Review: Mark Morris Dance Group
'Mozart Dances' exhilarates with exuberant playfulness
By Robert Faires, 6:29PM, Fri. Sep. 27, 2013
If you could capture the essence of childhood play – the boundless energy; the unself-conscious immersion in pretending; the relentless inventiveness; the sheer delight in creativity – and channel it through an adult, you'd have … well, you'd have Mozart, wouldn't you? You'd also have the Mark Morris Dance Group in Mozart Dances.
In their first night of a two-night stand at Bass Concert Hall through Texas Performing Arts, this singular contemporary dance company took the joyous, animating spirit of both that 18th-century Austrian composer and kids throughout all of history and used it to fuel almost two hours of buoyant, exhilarating dance. As Mozart capered, whirled, glided, and bounced through a piano sonata and two piano concertos, so did the dancers, the movements of music and bodies so spectacularly in sync that they seemed to have flared from the same creative spark.
You've witnessed kids on a playground, racing from slide to swing to jungle gym to hopscotch squares, going full-tilt at one activity, then abruptly breaking off from that to plunge into some new, inexplicably more engaging pursuit.
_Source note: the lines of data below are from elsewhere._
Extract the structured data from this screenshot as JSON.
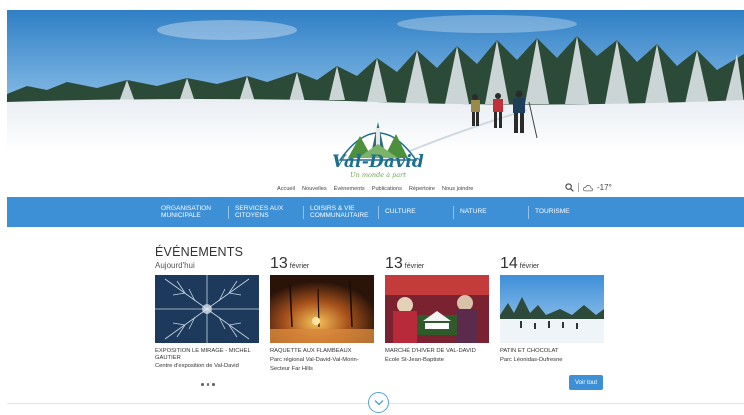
{
  "brand": {
    "name": "Val-David",
    "tagline": "Un monde à part"
  },
  "top_nav": [
    "Accueil",
    "Nouvelles",
    "Événements",
    "Publications",
    "Répertoire",
    "Nous joindre"
  ],
  "weather": {
    "temperature": "-17°"
  },
  "main_nav": [
    {
      "label": "ORGANISATION MUNICIPALE"
    },
    {
      "label": "SERVICES AUX CITOYENS"
    },
    {
      "label": "LOISIRS & VIE COMMUNAUTAIRE"
    },
    {
      "label": "CULTURE"
    },
    {
      "label": "NATURE"
    },
    {
      "label": "TOURISME"
    }
  ],
  "events": {
    "title": "ÉVÉNEMENTS",
    "subtitle": "Aujourd'hui",
    "view_all": "Voir tout",
    "items": [
      {
        "day": "",
        "month": "",
        "title": "EXPOSITION LE MIRAGE - MICHEL GAUTIER",
        "place": "Centre d'exposition de Val-David"
      },
      {
        "day": "13",
        "month": "février",
        "title": "RAQUETTE AUX FLAMBEAUX",
        "place": "Parc régional Val-David-Val-Morin-Secteur Far Hills"
      },
      {
        "day": "13",
        "month": "février",
        "title": "MARCHÉ D'HIVER DE VAL-DAVID",
        "place": "École St-Jean-Baptiste"
      },
      {
        "day": "14",
        "month": "février",
        "title": "PATIN ET CHOCOLAT",
        "place": "Parc Léonidas-Dufresne"
      }
    ]
  },
  "icons": {
    "search": "search-icon",
    "weather": "weather-icon",
    "scroll": "chevron-down-icon"
  },
  "colors": {
    "nav_blue": "#3d8fd6",
    "logo_blue": "#1e6f8e",
    "logo_green": "#6aa84f"
  }
}
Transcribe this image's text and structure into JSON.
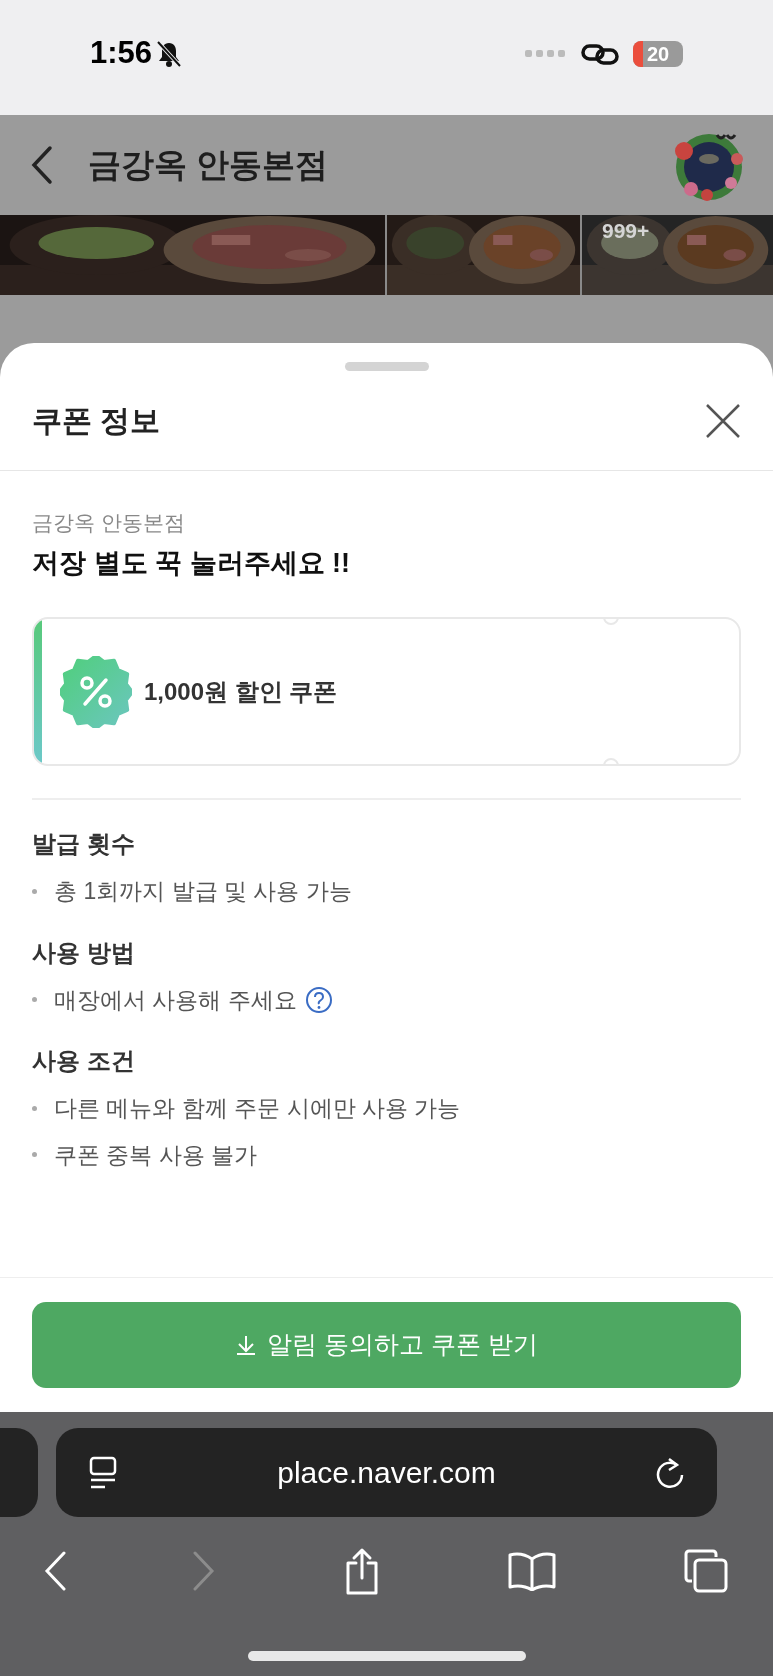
{
  "status_bar": {
    "time": "1:56",
    "battery": "20"
  },
  "header": {
    "title": "금강옥 안동본점"
  },
  "photos": [
    {
      "kind": "picture"
    },
    {
      "kind": "picture"
    },
    {
      "kind": "picture",
      "count": "999+"
    }
  ],
  "sheet": {
    "title": "쿠폰 정보",
    "store": "금강옥 안동본점",
    "headline": "저장 별도 꾹 눌러주세요 !!",
    "coupon": {
      "label": "1,000원 할인 쿠폰"
    },
    "sections": [
      {
        "title": "발급 횟수",
        "items": [
          {
            "text": "총 1회까지 발급 및 사용 가능",
            "help": false
          }
        ]
      },
      {
        "title": "사용 방법",
        "items": [
          {
            "text": "매장에서 사용해 주세요",
            "help": true
          }
        ]
      },
      {
        "title": "사용 조건",
        "items": [
          {
            "text": "다른 메뉴와 함께 주문 시에만 사용 가능",
            "help": false
          },
          {
            "text": "쿠폰 중복 사용 불가",
            "help": false
          }
        ]
      }
    ],
    "button": "알림 동의하고 쿠폰 받기"
  },
  "browser": {
    "url": "place.naver.com",
    "forward_disabled": true
  }
}
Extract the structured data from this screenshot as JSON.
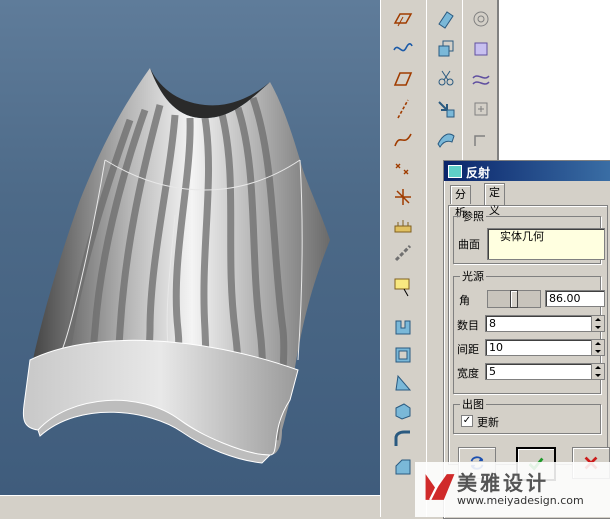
{
  "dialog": {
    "title": "反射",
    "tabs": [
      {
        "label": "分析"
      },
      {
        "label": "定义"
      }
    ],
    "reference": {
      "group_label": "参照",
      "surface_label": "曲面",
      "surface_value": "实体几何"
    },
    "light": {
      "group_label": "光源",
      "angle_label": "角",
      "angle_value": "86.00",
      "angle_slider_fraction": 0.5,
      "count_label": "数目",
      "count_value": "8",
      "spacing_label": "间距",
      "spacing_value": "10",
      "width_label": "宽度",
      "width_value": "5"
    },
    "output": {
      "group_label": "出图",
      "update_label": "更新",
      "update_checked": true
    }
  },
  "watermark": {
    "brand": "美雅设计",
    "url": "www.meiyadesign.com"
  },
  "colors": {
    "viewport_bg": "#4d6a88",
    "titlebar": "#0a246a",
    "ok_green": "#1e9a2a",
    "cancel_red": "#cc1c1c"
  }
}
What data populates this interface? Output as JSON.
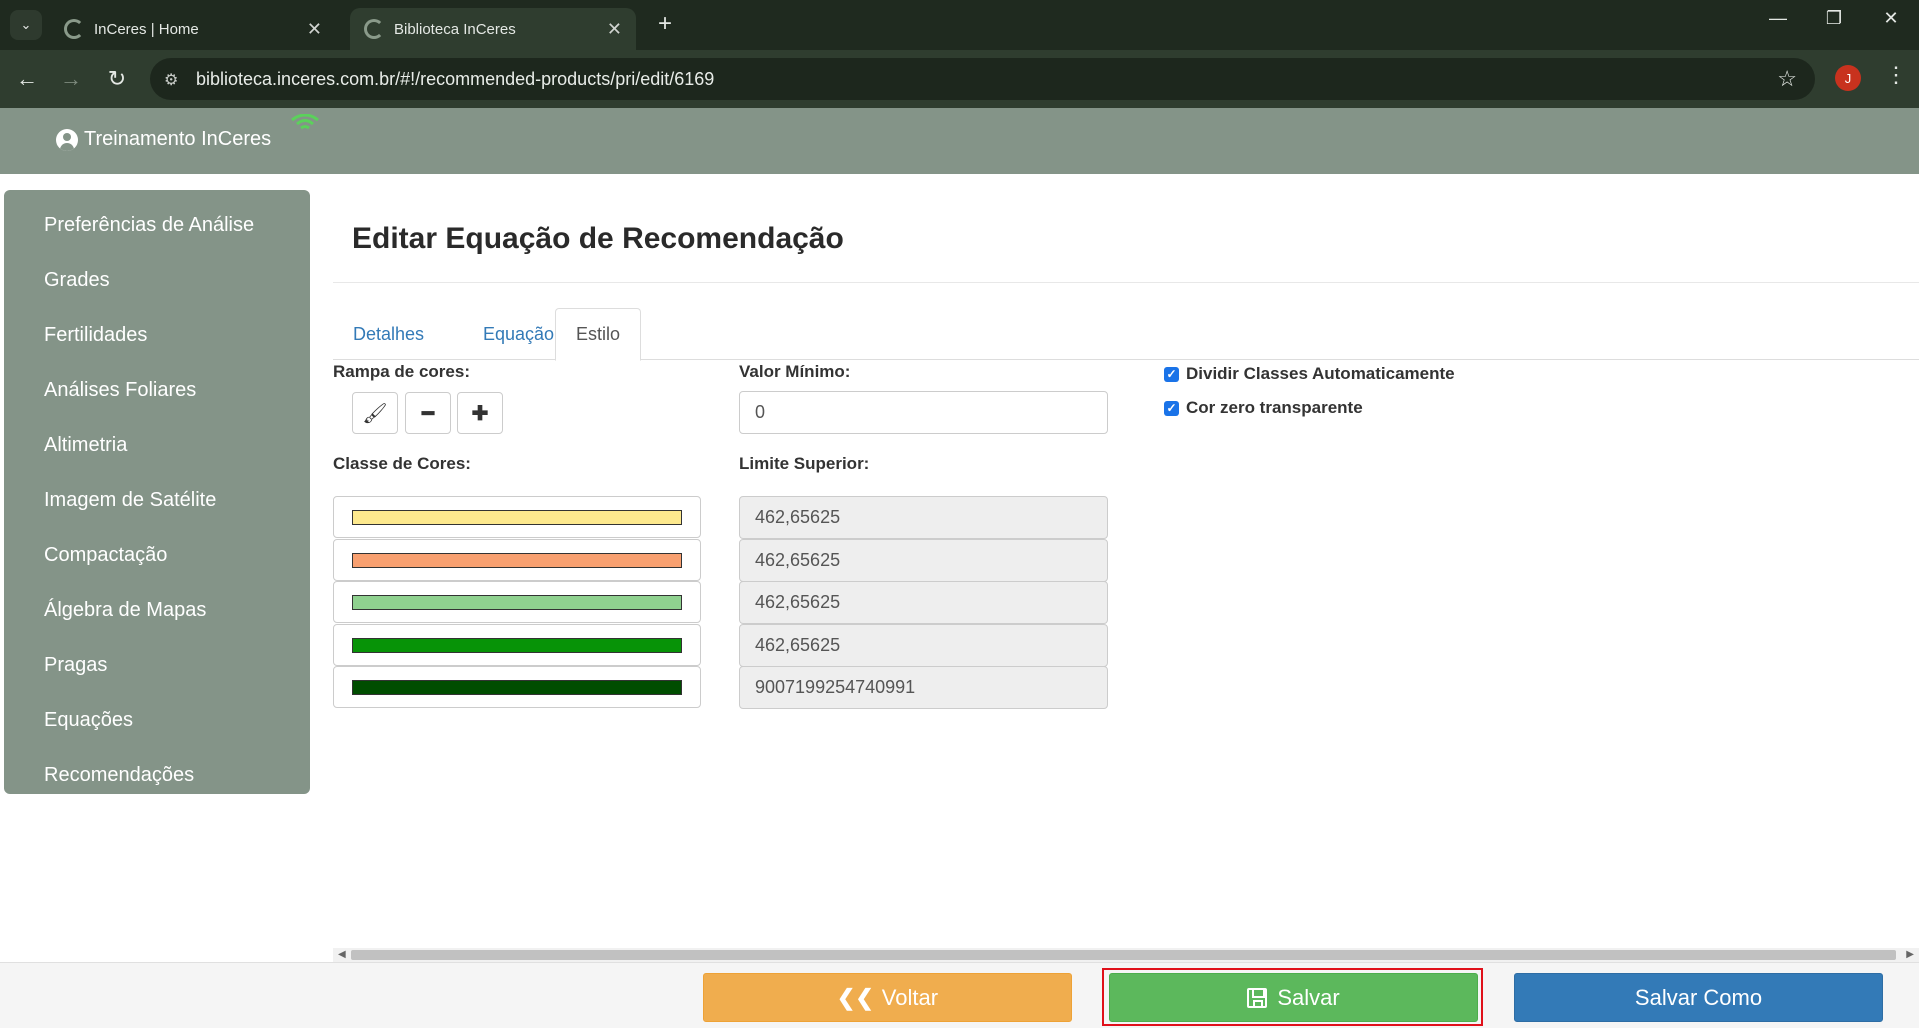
{
  "browser": {
    "tabs": [
      {
        "title": "InCeres | Home",
        "active": false
      },
      {
        "title": "Biblioteca InCeres",
        "active": true
      }
    ],
    "url": "biblioteca.inceres.com.br/#!/recommended-products/pri/edit/6169",
    "profile_initial": "J"
  },
  "header": {
    "user_name": "Treinamento InCeres"
  },
  "sidebar": {
    "items": [
      {
        "label": "Preferências de Análise"
      },
      {
        "label": "Grades"
      },
      {
        "label": "Fertilidades"
      },
      {
        "label": "Análises Foliares"
      },
      {
        "label": "Altimetria"
      },
      {
        "label": "Imagem de Satélite"
      },
      {
        "label": "Compactação"
      },
      {
        "label": "Álgebra de Mapas"
      },
      {
        "label": "Pragas"
      },
      {
        "label": "Equações"
      },
      {
        "label": "Recomendações"
      }
    ]
  },
  "main": {
    "title": "Editar Equação de Recomendação",
    "tabs": [
      {
        "label": "Detalhes",
        "active": false
      },
      {
        "label": "Equação",
        "active": false
      },
      {
        "label": "Estilo",
        "active": true
      }
    ],
    "color_ramp_label": "Rampa de cores:",
    "color_class_label": "Classe de Cores:",
    "min_value_label": "Valor Mínimo:",
    "min_value": "0",
    "upper_limit_label": "Limite Superior:",
    "color_classes": [
      {
        "color": "#fde98e",
        "upper_limit": "462,65625"
      },
      {
        "color": "#f8a070",
        "upper_limit": "462,65625"
      },
      {
        "color": "#8fd18f",
        "upper_limit": "462,65625"
      },
      {
        "color": "#079307",
        "upper_limit": "462,65625"
      },
      {
        "color": "#004d00",
        "upper_limit": "9007199254740991"
      }
    ],
    "checkboxes": [
      {
        "label": "Dividir Classes Automaticamente",
        "checked": true
      },
      {
        "label": "Cor zero transparente",
        "checked": true
      }
    ]
  },
  "footer": {
    "back_label": "Voltar",
    "save_label": "Salvar",
    "save_as_label": "Salvar Como"
  },
  "colors": {
    "sidebar_bg": "#849488",
    "back": "#f0ad4e",
    "save": "#5cb85c",
    "save_as": "#337ab7",
    "highlight": "#e0101a"
  }
}
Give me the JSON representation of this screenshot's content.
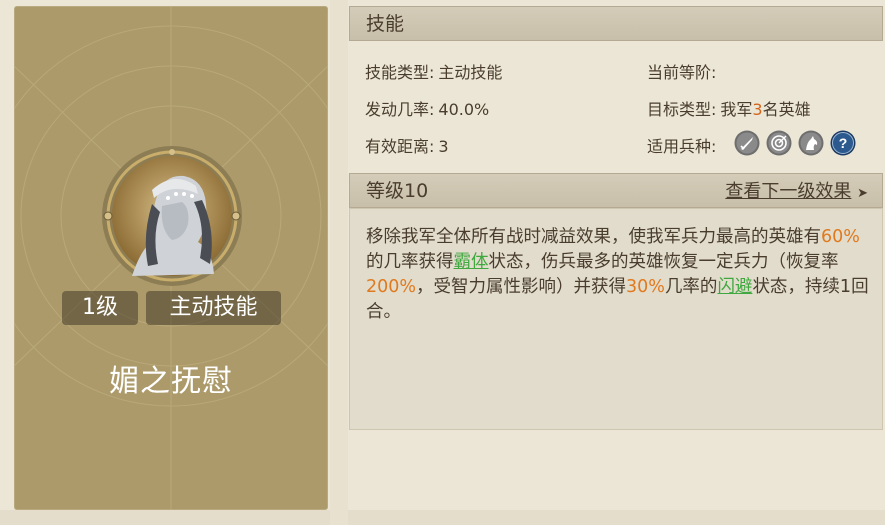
{
  "skill": {
    "level_badge": "1级",
    "type_badge": "主动技能",
    "name": "媚之抚慰"
  },
  "info": {
    "section_title": "技能",
    "type_label": "技能类型:",
    "type_value": "主动技能",
    "rank_label": "当前等阶:",
    "rank_value": "",
    "rate_label": "发动几率:",
    "rate_value": "40.0%",
    "target_label": "目标类型:",
    "target_prefix": "我军",
    "target_count": "3",
    "target_suffix": "名英雄",
    "range_label": "有效距离:",
    "range_value": "3",
    "units_label": "适用兵种:",
    "unit_icons": [
      "sword-icon",
      "target-icon",
      "horse-icon",
      "question-icon"
    ]
  },
  "level_section": {
    "title": "等级10",
    "next_link": "查看下一级效果",
    "next_arrow": "➤"
  },
  "description": {
    "p1": "移除我军全体所有战时减益效果，使我军兵力最高的英雄有",
    "v1": "60%",
    "p2": "的几率获得",
    "k1": "霸体",
    "p3": "状态，伤兵最多的英雄恢复一定兵力（恢复率",
    "v2": "200%",
    "p4": "，受智力属性影响）并获得",
    "v3": "30%",
    "p5": "几率的",
    "k2": "闪避",
    "p6": "状态，持续1回合。"
  },
  "colors": {
    "card": "#ac9a6a",
    "highlight_orange": "#e07a1f",
    "keyword_green": "#3fa83f"
  }
}
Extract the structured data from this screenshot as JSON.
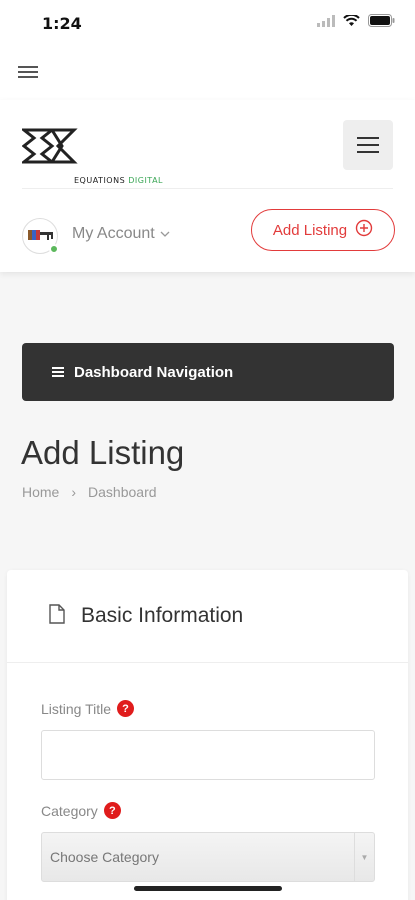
{
  "status": {
    "time": "1:24"
  },
  "header": {
    "logo_text_main": "EQUATIONS",
    "logo_text_accent": "DIGITAL",
    "account_label": "My Account",
    "add_listing_label": "Add Listing"
  },
  "dashboard_nav": {
    "label": "Dashboard Navigation"
  },
  "page": {
    "title": "Add Listing",
    "breadcrumb": [
      "Home",
      "Dashboard"
    ]
  },
  "form": {
    "section_title": "Basic Information",
    "listing_title_label": "Listing Title",
    "listing_title_value": "",
    "category_label": "Category",
    "category_selected": "Choose Category",
    "help_glyph": "?"
  },
  "colors": {
    "accent": "#e23b3b",
    "online": "#5cb85c",
    "nav_bg": "#333333"
  },
  "icons": [
    "wifi-icon",
    "battery-icon",
    "hamburger-icon",
    "chevron-down-icon",
    "plus-circle-icon",
    "document-icon",
    "help-icon"
  ]
}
Their actions don't appear linked to any thought process, just random impulses onto which they hurl themselves with abandon. So it appeared with the dancers, who might twirl and twirl, arms tracing an arc through the air with balletic grace, then stop suddenly and stride flat-footedly offstage. Or a sequence of leaps that would shame a gazelle might be followed by the dancers dropping to the floor and lying on their sides, like bouncing-off-the-walls wee ones who had finally exhausted themselves and simply dropped where they were standing for an impromptu nap. Much of the movement evoked the courtly dances of Mozart's day or the classical stage – typically executed with a startling virtuosity – but just as you would be seduced by the elegance of a step or a gesture, it would be followed by one that looked deliberately awkward or casually contemporary – say, a pigeon-toed stance with thighs together or two hands with fingers cupped and flicked toward the body in the universal sign for "back it up." The moves had the air of a kid in a school pageant who, either bored or mischievous, drops character and does something to amuse himself. Whether or not Morris actually had in mind a child's behavior in these choreographic moments, he nevertheless imbued them with a childlike playfulness that undercut the sobriety of a dance drawn from a titan of classical music, keeping it light, lively, human.
At times this sense of play conveyed a rare tenderness, as in Double, the work choreographed to the Piano Sonata in D major for two pianos. Dancers joined hands as if for a game of ring-around-the-rosy, but from their connectedness rose a sense of deep support for one another and need for union. As the circle spun, sometimes two dancers would fall backward, their backsides brushing the floor, but the rest of the circle would pull them to their feet and keep the group spinning without a lag or misstep. Frequently, one dancer would drop one hand and lead the rest, still connected, under the raised arms of the last two dancers in the line. But when this "London Bridge"-style passage was complete and the last two dancers lowered their arms, those separated hands found each other again and the circle re-formed. Again and again, this was repeated, the circle breaking apart, the dancers occasionally splitting off into smaller groups, but eventually, all joining hands again, re-forming the circle. It was a vision of hope, this beautiful symbol of unity, eternally turning like our Earth, breaking apart but always restoring itself, our hands always finding each other again to hold and hold up.
Through all of the dancing, lyrical and comical, came a purity of feeling, and it was exquisitely matched in the music that danced through our ears. The 34 musicians of the New York-based orchestra the Knights played with a delicacy and openness that made the notes spring from the sheet music like the dancers from the floor. And our own Anton Nel was at his nimblest at the piano, his fingers gamboling across the keyboard as if in a game of chase, coaxing forth impossibly elegant melodies and variations. Being Mozart, the music was anything but child's play, and yet Nel made the most complex material sound effortless – a breeze.
Some kind of breeze blew through Bass during Mozart Dances, and from it one felt that wonder of old, from the time before our perceptions of the world were filtered through obligations and cares, before we were weighted down by disappointments and cynicism and sorrows. It was a breeze open to all existence, to whims and caprices, to joining hands, to play and the unfettered joy that comes from indulging in it. Remember this, the breeze whispered. This is life. And it thrilled.